After his 6-3 record in 1933, Eppa Rixey hung up his glove and spikes announcing his retirement just prior to spring training on February 16, 1934. Concentrating on the family insurance business, he prospered and eventually passed it on to his descendants.
Some years after his retirement, he visited the Haff of Fame in Cooperstown and humorously wrote postcards back to Cincinnati saying "I finally made it!"
When Warren Spahn broke his record on September 26, 1959, for the most wins by a National League lefthander, Eppa told the press that he was glad his record had been broken because people had forgotten that he had earlier set it. That recollection may have got him into the Reds Hall of Fame that same year.
He still holds the post-1900 record for the most wins by a Cincinnati pitcher with 179. Four years later on January 27, 1963, he was selected for the bigger Hall of Fame in upstate New York. With characteristic modesty, he told reporters, "They're really scraping the bottom of the barrel, aren't they?" Sadly, he suffered a fatal heart attack a month and a day later on February 28, before his induction. He was buried in Greenlawn Cemetery in suburban Milford, Ohio. The bad news for Eppa Rixey, as John B. Holway and Bob Carroll stated in the second edition of Total Baseball (1991), was "he seldom pitched for teams that were likely to make him a household name at World Series time." The good news for the tall Virginia gentleman was that he made it into the Baseball Hall of Fame anyway.

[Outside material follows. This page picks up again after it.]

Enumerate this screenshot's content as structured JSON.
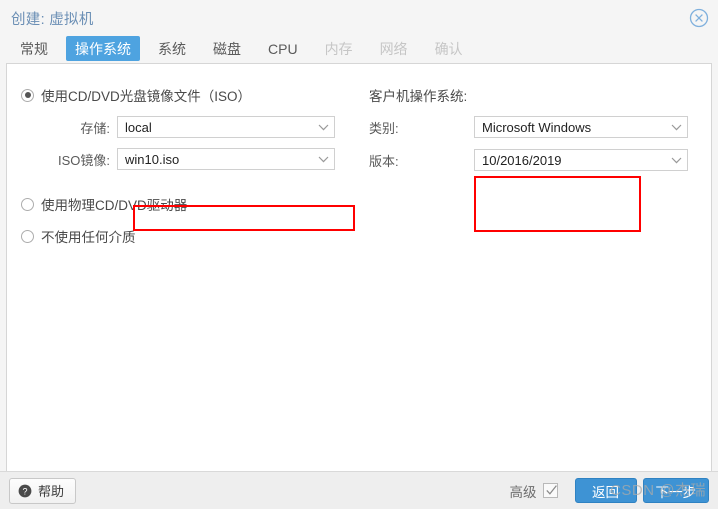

Sir Knight Ivan M. Tribe, KCT, KYCH, 33°, and a professor emeritus of history at the University of Rio Grande, Rio Grande, Ohio, is a Past Commander of Athens Commandery No. 15, Athens, Ohio. He resides at 111 E High Street, McArthur, OH 45651-1111